*REQUIRED WORK:*
Copy each line of the data below with the word "Server".
--------------------------------
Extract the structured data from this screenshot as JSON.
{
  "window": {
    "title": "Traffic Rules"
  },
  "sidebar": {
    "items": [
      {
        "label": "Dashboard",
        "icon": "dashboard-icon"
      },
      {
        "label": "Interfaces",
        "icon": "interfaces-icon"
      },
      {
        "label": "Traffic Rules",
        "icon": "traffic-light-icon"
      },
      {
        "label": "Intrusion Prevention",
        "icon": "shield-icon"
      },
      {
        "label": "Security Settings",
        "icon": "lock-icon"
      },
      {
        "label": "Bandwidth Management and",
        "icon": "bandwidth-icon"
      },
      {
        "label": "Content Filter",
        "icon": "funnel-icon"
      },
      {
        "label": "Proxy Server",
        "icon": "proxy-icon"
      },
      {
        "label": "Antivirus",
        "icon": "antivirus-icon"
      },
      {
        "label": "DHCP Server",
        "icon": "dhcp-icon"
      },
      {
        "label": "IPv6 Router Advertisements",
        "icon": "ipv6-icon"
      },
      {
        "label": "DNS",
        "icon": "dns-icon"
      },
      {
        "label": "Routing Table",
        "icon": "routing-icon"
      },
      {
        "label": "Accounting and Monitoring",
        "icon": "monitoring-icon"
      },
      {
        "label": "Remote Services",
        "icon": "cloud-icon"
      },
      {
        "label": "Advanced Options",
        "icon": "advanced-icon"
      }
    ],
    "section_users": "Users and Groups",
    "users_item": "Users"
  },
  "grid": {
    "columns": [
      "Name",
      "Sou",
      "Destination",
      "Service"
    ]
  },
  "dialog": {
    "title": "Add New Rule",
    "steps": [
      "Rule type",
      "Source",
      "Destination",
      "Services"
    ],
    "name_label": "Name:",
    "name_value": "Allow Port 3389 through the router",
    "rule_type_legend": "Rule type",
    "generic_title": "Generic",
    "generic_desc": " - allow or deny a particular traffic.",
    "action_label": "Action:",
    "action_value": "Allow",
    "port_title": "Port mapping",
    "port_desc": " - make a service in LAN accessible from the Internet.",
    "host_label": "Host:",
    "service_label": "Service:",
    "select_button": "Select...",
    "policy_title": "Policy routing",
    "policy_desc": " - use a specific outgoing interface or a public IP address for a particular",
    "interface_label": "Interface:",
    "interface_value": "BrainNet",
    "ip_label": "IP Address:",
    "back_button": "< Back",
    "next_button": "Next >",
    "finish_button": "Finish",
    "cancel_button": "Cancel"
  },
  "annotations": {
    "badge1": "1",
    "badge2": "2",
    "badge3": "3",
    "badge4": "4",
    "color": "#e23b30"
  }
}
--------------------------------
*RESPONSE TO THE TASK:*
        "label": "Proxy Server",
        "label": "DHCP Server",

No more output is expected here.